DURHAM, N.H. -- Responding to a growing need in northern New England for an advanced study program in public health, the University of New Hampshire's School of Health and Human Services initiates its new Master of Public Health (MPH) Program this semester.

It was approved by the University System of New Hampshire Board of Trustees in December 2001, and is offered at the UNH-Manchester campus in the Center for Graduate and Professional Studies.

It is currently the only MPH program in Maine, New Hampshire or Vermont, and the only public university program accessible to health professionals in the area, says John Seavey, Everett Sackett Professor and chair of UNH's Department of Health Management and Policy. The program "fits well with the land grant mission of UNH," he says, as its long-term goal is to improve the quality of public health in the state and region.

"There has been tremendous support for the development of this program from the state and public health organizations," says Seavey. "It was started in response to the N.H. Turning Point Project that was funded by the Robert Wood Johnson Foundation and the K.K. Kellogg Foundation. The planning grant for the project indicated the need for increased professional development for public health in the state."

MPH is a graduate professional degree program geared toward individuals with experience in the health field. Courses, designed for working professionals, generally meet in the evenings on Tuesday and Thursday for eight weeks. In two years, students can complete the program on a part-time basis.

The program provides students with a focus on one of three areas: public health policy and management, public health nursing, and public health ecology. Faculty come from multiple units within the university.

The track in health policy and management is for individuals whose public health interest is on analysis and development of policy, or managing a public health agency. The nursing track is for nurses in community health or infectious disease control in community hospitals who need a broader perspective in terms of the public health field. The public health ecology track focuses on environmental health, and the impact of environmental and occupational forces on health care.

Blackboard, a web-based curriculum support program, allows students web access to course materials. It also provides real-time and asynchronous contact with the instructor and other students in the class.

In addition to classroom work, students engage in field study.

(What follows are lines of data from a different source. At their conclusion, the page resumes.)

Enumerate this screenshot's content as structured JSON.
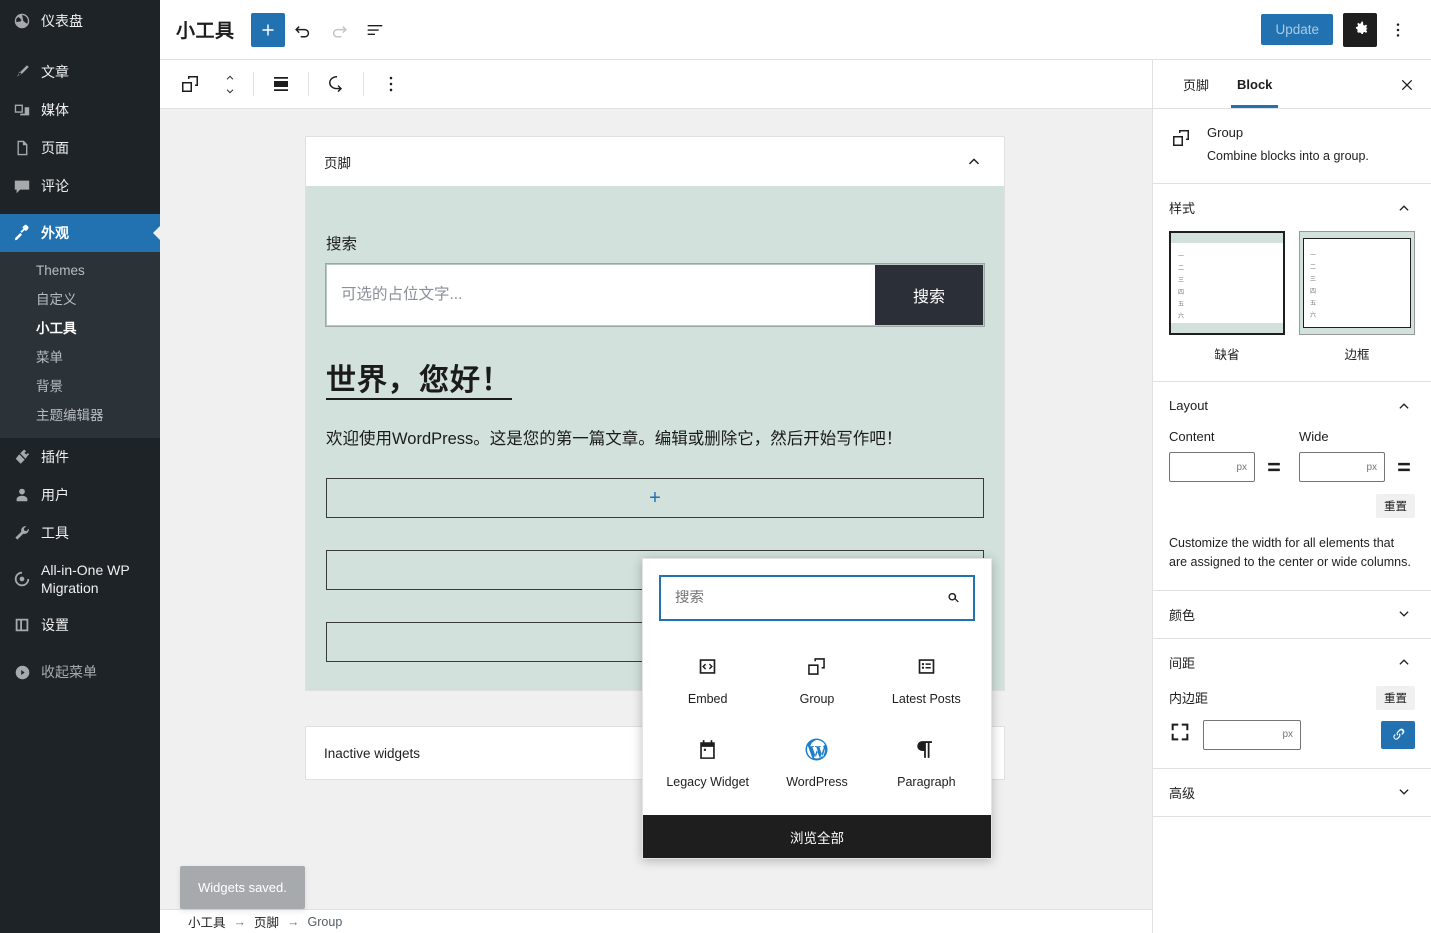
{
  "admin_menu": {
    "items": [
      {
        "label": "仪表盘",
        "icon": "dashboard-icon"
      },
      {
        "label": "文章",
        "icon": "posts-icon"
      },
      {
        "label": "媒体",
        "icon": "media-icon"
      },
      {
        "label": "页面",
        "icon": "pages-icon"
      },
      {
        "label": "评论",
        "icon": "comments-icon"
      },
      {
        "label": "外观",
        "icon": "appearance-icon",
        "current": true
      },
      {
        "label": "插件",
        "icon": "plugins-icon"
      },
      {
        "label": "用户",
        "icon": "users-icon"
      },
      {
        "label": "工具",
        "icon": "tools-icon"
      },
      {
        "label": "All-in-One WP Migration",
        "icon": "migration-icon"
      },
      {
        "label": "设置",
        "icon": "settings-icon"
      },
      {
        "label": "收起菜单",
        "icon": "collapse-icon"
      }
    ],
    "submenu": [
      {
        "label": "Themes"
      },
      {
        "label": "自定义"
      },
      {
        "label": "小工具",
        "active": true
      },
      {
        "label": "菜单"
      },
      {
        "label": "背景"
      },
      {
        "label": "主题编辑器"
      }
    ]
  },
  "header": {
    "title": "小工具",
    "add_block_label": "+",
    "update_label": "Update",
    "undo_icon": "undo-icon",
    "redo_icon": "redo-icon",
    "list_view_icon": "list-view-icon",
    "settings_icon": "gear-icon",
    "more_icon": "more-vertical-icon"
  },
  "block_toolbar": {
    "block_type_icon": "group-icon",
    "mover_icon": "move-up-down-icon",
    "align_icon": "align-icon",
    "transform_icon": "transform-icon",
    "options_icon": "more-vertical-icon"
  },
  "canvas": {
    "widget_area": {
      "title": "页脚",
      "collapse_icon": "chevron-up-icon",
      "search_block": {
        "label": "搜索",
        "placeholder": "可选的占位文字...",
        "button_label": "搜索"
      },
      "post_title": "世界，您好！",
      "post_body": "欢迎使用WordPress。这是您的第一篇文章。编辑或删除它，然后开始写作吧！",
      "appender_label": "+"
    },
    "inactive_widgets": {
      "title": "Inactive widgets",
      "toggle_icon": "chevron-down-icon"
    }
  },
  "snackbar": {
    "message": "Widgets saved."
  },
  "breadcrumb": {
    "items": [
      "小工具",
      "页脚",
      "Group"
    ],
    "separator": "→"
  },
  "sidebar": {
    "tabs": [
      {
        "label": "页脚",
        "active": false
      },
      {
        "label": "Block",
        "active": true
      }
    ],
    "close_icon": "close-icon",
    "block_card": {
      "icon": "group-icon",
      "title": "Group",
      "description": "Combine blocks into a group."
    },
    "panels": {
      "styles": {
        "title": "样式",
        "expanded": true,
        "options": [
          {
            "label": "缺省",
            "selected": true
          },
          {
            "label": "边框",
            "selected": false
          }
        ],
        "preview_lines": [
          "一",
          "二",
          "三",
          "四",
          "五",
          "六"
        ]
      },
      "layout": {
        "title": "Layout",
        "expanded": true,
        "content_label": "Content",
        "content_value": "",
        "content_unit": "px",
        "wide_label": "Wide",
        "wide_value": "",
        "wide_unit": "px",
        "reset_label": "重置",
        "help": "Customize the width for all elements that are assigned to the center or wide columns."
      },
      "color": {
        "title": "颜色",
        "expanded": false
      },
      "spacing": {
        "title": "间距",
        "expanded": true,
        "padding_label": "内边距",
        "reset_label": "重置",
        "padding_value": "",
        "padding_unit": "px",
        "link_icon": "link-icon"
      },
      "advanced": {
        "title": "高级",
        "expanded": false
      }
    }
  },
  "inserter": {
    "search_placeholder": "搜索",
    "search_value": "",
    "search_icon": "search-icon",
    "blocks": [
      {
        "label": "Embed",
        "icon": "embed-icon"
      },
      {
        "label": "Group",
        "icon": "group-icon"
      },
      {
        "label": "Latest Posts",
        "icon": "latest-posts-icon"
      },
      {
        "label": "Legacy Widget",
        "icon": "legacy-widget-icon"
      },
      {
        "label": "WordPress",
        "icon": "wordpress-icon"
      },
      {
        "label": "Paragraph",
        "icon": "paragraph-icon"
      }
    ],
    "browse_all_label": "浏览全部"
  },
  "colors": {
    "accent": "#2271b1",
    "admin_bg": "#1d2327",
    "canvas_block_bg": "#d2e1db",
    "dark_button": "#2b3038"
  }
}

This is an opportunity for them to apply the concepts from the MPH program to a work setting.

"Since most of these people will be employed within public health, they might work on a project within their own institution," says Seavey. "This project would be completed under the supervision of a member of the faculty and someone within that particular organization."

Applications for admission to the MPH program and the Graduate Catalog containing detailed descriptions of courses may be obtained from the Center for Professional Studies at UNH-Manchester at 603-641-4313, or visit the Graduate School website at www.gradschool.unh.edu.

For more information on the MPH program, visit the website http://www.unh.edu/hmp, or contact Professor John Seavey at 603- 862- 2733 or by e-mail jws@cisunix.unh.edu.

Back to UNH News Bureau